Influential Factors of Parental Substance and Alcohol Abuse on Children’s Academic Achievement

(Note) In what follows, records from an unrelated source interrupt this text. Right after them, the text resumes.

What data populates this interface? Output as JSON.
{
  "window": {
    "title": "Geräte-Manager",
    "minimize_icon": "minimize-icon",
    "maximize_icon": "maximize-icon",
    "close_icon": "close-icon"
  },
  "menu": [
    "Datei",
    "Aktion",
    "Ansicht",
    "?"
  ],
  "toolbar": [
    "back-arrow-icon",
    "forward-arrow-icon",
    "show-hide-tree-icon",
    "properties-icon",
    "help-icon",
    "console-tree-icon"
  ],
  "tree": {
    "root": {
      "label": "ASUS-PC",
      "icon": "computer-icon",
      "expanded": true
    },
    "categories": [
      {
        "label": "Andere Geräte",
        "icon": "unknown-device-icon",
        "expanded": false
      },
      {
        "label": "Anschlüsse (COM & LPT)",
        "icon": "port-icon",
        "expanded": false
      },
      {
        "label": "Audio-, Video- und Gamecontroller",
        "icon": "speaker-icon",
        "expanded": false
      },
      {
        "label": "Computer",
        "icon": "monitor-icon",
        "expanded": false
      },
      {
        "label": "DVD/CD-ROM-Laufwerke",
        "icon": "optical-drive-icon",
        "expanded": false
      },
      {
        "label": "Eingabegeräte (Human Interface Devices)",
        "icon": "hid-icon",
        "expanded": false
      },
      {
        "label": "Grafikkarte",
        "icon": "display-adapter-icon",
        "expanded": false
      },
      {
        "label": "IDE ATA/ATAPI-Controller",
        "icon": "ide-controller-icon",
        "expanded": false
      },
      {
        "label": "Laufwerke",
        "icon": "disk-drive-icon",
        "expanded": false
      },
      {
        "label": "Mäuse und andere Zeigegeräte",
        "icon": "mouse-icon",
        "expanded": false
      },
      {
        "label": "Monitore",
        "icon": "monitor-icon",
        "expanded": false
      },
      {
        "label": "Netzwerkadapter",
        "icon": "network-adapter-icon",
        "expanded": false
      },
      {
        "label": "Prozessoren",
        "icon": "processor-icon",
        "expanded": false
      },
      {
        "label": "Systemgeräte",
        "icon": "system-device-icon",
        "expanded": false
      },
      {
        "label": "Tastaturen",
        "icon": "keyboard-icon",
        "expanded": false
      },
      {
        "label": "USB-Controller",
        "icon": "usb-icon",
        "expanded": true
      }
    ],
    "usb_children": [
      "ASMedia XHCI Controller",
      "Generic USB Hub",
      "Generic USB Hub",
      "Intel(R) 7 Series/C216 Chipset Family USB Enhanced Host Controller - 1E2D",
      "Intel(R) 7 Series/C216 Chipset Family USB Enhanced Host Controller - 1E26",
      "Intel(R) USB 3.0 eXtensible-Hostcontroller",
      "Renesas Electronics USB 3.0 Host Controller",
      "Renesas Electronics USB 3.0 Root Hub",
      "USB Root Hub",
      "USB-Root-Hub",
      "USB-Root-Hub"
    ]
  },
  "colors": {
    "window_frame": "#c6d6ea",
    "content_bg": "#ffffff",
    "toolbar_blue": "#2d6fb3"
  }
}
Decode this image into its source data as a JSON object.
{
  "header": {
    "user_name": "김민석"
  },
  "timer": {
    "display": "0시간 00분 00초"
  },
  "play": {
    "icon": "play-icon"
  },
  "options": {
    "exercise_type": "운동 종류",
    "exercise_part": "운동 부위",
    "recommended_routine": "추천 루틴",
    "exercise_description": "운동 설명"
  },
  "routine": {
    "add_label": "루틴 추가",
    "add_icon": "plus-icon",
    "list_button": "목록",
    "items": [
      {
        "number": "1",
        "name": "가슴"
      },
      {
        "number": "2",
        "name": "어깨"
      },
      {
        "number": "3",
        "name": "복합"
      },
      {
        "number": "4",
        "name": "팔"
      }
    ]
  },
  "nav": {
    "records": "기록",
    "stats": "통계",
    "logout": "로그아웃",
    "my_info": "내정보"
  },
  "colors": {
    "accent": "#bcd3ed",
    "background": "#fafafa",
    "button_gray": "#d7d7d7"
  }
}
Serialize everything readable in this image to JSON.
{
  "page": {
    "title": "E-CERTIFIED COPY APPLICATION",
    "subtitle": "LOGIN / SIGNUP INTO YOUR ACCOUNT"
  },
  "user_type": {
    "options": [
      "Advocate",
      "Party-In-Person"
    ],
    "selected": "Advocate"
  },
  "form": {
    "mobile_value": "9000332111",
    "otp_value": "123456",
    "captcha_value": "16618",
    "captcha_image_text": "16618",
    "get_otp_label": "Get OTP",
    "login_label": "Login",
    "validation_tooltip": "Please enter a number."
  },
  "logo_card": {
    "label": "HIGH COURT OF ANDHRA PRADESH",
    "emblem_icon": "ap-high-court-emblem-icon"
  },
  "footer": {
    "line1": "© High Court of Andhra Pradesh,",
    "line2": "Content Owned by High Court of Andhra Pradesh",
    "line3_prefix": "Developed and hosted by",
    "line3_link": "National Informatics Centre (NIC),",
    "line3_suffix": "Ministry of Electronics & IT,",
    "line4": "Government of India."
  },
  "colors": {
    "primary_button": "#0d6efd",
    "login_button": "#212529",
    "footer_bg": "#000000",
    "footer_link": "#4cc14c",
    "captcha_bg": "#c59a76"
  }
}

There is much research to support the idea that parental involvement benefits a child's educational performance. There is also strong evidence demonstrating that parental substance or alcohol abuse increases a child's risk for behavioral problems that include drug and alcohol abuse, social-skill deficits, and low educational attainment. Very little current research has focused specifically on children of substance abusers who, against the odds, achieve academically. This study investigates the relationship between parental substance or alcohol abuse and children’s academic achievement. Data will be collected using a self-report survey from adult-children who self-identify as being a child of a past or present substance or alcohol abuser. This study hopes to identify strategies that were used by the subjects to surmount family dysfunction and which helped them to achieve academically. It is expected that these strategies could be used as interventions to help other students by encouraging their academic progress and achievement even amid dysfunctional, substance abusing family situations. Positive psychological theory and resilience theory concepts are used as a backdrop. Substance abuse, specifically alcohol abuse, is the most prevalent psychiatric disorder in the United States, with an estimate in 1992 of 14 million adults who abused or were dependent upon alcohol. The problems of drug and alcohol addiction are worthy of attention as they create concomitant social, economic, and psychological consequences for everyone involved. For example, the collective effects of tobacco, alcohol, and drugs exact greater consequences on the welfare of the American people than any other single preventable factor. The total costs ascribable to addiction are approximated at more than $400 billion every year, including health care costs, low worker productivity, and crime.
Faculty Mentor: Valerie Stewart